[Entries from a dataset of interfaces]
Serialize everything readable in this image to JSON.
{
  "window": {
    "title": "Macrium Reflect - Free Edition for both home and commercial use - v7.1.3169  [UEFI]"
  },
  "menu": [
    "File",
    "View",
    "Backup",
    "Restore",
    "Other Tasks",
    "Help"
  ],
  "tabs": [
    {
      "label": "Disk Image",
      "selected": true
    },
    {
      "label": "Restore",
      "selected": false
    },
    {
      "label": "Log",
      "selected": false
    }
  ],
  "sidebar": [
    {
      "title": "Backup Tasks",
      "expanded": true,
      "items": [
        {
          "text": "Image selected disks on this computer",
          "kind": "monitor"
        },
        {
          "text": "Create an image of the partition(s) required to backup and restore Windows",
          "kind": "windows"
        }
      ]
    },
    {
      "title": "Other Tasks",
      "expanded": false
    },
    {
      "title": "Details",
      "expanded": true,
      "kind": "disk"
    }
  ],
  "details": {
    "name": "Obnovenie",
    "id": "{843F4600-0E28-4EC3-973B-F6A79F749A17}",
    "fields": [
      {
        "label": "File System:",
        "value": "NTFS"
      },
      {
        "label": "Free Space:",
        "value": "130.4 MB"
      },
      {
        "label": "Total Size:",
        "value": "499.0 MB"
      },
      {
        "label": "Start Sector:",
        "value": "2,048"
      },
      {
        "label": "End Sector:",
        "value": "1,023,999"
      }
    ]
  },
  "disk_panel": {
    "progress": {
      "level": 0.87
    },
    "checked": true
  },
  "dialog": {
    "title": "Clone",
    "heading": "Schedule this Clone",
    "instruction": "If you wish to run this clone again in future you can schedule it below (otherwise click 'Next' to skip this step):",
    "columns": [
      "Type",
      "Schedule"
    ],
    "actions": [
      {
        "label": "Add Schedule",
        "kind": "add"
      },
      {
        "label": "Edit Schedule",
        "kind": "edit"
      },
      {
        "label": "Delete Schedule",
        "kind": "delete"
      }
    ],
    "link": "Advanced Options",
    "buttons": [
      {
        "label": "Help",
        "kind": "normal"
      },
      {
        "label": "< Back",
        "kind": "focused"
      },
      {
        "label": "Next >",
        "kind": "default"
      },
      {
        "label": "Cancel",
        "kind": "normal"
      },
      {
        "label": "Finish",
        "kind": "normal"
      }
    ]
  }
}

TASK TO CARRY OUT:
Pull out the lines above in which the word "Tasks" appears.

ANSWER FOR THIS EXERCISE:
    "Other Tasks",
      "title": "Backup Tasks",
      "title": "Other Tasks",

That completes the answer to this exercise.